Cedars recently won the Frank E. Deaner Award for Excellence in Collegiate Journalism for the ninth straight year in the Ohio News Media Association’s annual contest.
The Deaner Award goes to the student publication and website that accumulates the most points in the contest’s 11 categories. Cedars was the winner in Division B, which consists of schools with enrollments under 10,000. Cedars accumulated 93 points by placing first in five categories, second in four categories and third in one category. Findlay was second with 47 points and Xavier was third with 42.
Cedars won the following awards:
- News coverage: First place for overall news coverage under the direction of editor-in-chief Tim Miller. The judges said, “Excellent mix of news and lifestyle/campus life.
Consistently great use of graphics to enhance the news report.”
- Sports coverage: First place for overall sports coverage under the direction of sports editor Tim Miller.
- Headline writing: First and third place. The first-place award went to “Deciphering the Deterioration of Democracy.” The judges said, “Nice alliteration without being punny; good strong words.” The third-place award went to “When Global Outreach Goes Local.” The judges said, “The headline nicely ties global with local, and the drop head continues the theme.”
- Best multi-media package: First place for coverage of the men’s basketball exhibition game at Ohio State: Jacob Bentley and Abigail Hintz for their video report and Carrie Bergan for her photo report.
- Best website: ReadCedars.com is a mix of online-only stories and stories that appear in the Cedars print editions, plus multimedia elements.
- Arts and entertainment: Second place for the combination of two stories by Madeleine Mosher about worship major Noah Ayers and the jazz band and a story by Josh Stevens about Brandon Slifer.
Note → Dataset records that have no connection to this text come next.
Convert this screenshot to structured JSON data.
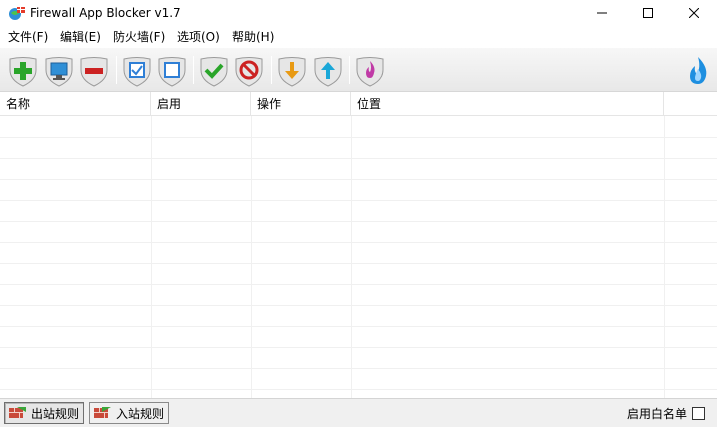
{
  "window": {
    "title": "Firewall App Blocker v1.7",
    "controls": {
      "minimize": "minimize",
      "maximize": "maximize",
      "close": "close"
    }
  },
  "menu": {
    "items": [
      {
        "label": "文件(F)"
      },
      {
        "label": "编辑(E)"
      },
      {
        "label": "防火墙(F)"
      },
      {
        "label": "选项(O)"
      },
      {
        "label": "帮助(H)"
      }
    ]
  },
  "toolbar": {
    "buttons": [
      {
        "icon": "add-icon",
        "color": "#2aa52a"
      },
      {
        "icon": "monitor-icon",
        "color": "#2f8fd6"
      },
      {
        "icon": "remove-icon",
        "color": "#cc2222"
      },
      {
        "icon": "check-square-icon",
        "color": "#2f7fd6"
      },
      {
        "icon": "square-icon",
        "color": "#2f7fd6"
      },
      {
        "icon": "enable-check-icon",
        "color": "#2aa52a"
      },
      {
        "icon": "block-icon",
        "color": "#cc2222"
      },
      {
        "icon": "move-down-icon",
        "color": "#e89a14"
      },
      {
        "icon": "move-up-icon",
        "color": "#1aa7d8"
      },
      {
        "icon": "flame-icon",
        "color": "#c03aa6"
      }
    ],
    "right_icon": {
      "icon": "water-flame-icon",
      "color": "#1e8fe0"
    }
  },
  "table": {
    "columns": [
      {
        "label": "名称"
      },
      {
        "label": "启用"
      },
      {
        "label": "操作"
      },
      {
        "label": "位置"
      }
    ],
    "rows": []
  },
  "bottom": {
    "tabs": [
      {
        "label": "出站规则",
        "active": true
      },
      {
        "label": "入站规则",
        "active": false
      }
    ],
    "whitelist_label": "启用白名单",
    "whitelist_checked": false
  }
}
The judges said, “Nice stories. Good length. Strong photos. Perfect quotes.”
- Opinion writing: Second place for Alex Hentschel’s Just Sayin’ column.
- Design: Second place for page design of Cedars’ print editions. The judges said, “I like the use of images and art with the stories. Design makes everything easy to read and follow.”
- Coronavirus coverage: Second place for this first-time category. Stories covered the suspension of in-person classes by Tim Miller, the cancellation of spring sports by Abigail Hintz, students unable to return to China by Michael Cleverley, the announcement that the school year will finish online by Tim Miller, a COVID-19 timeline by Chris Karenbauer and Michael Cleverley, and a nursing grad serving at a field hospital in New York by Madeleine Mosher. The judges said, “The stories that mattered and impacted students the most were well done. Consistent topics and good writers kept bringing this grouping to the top.”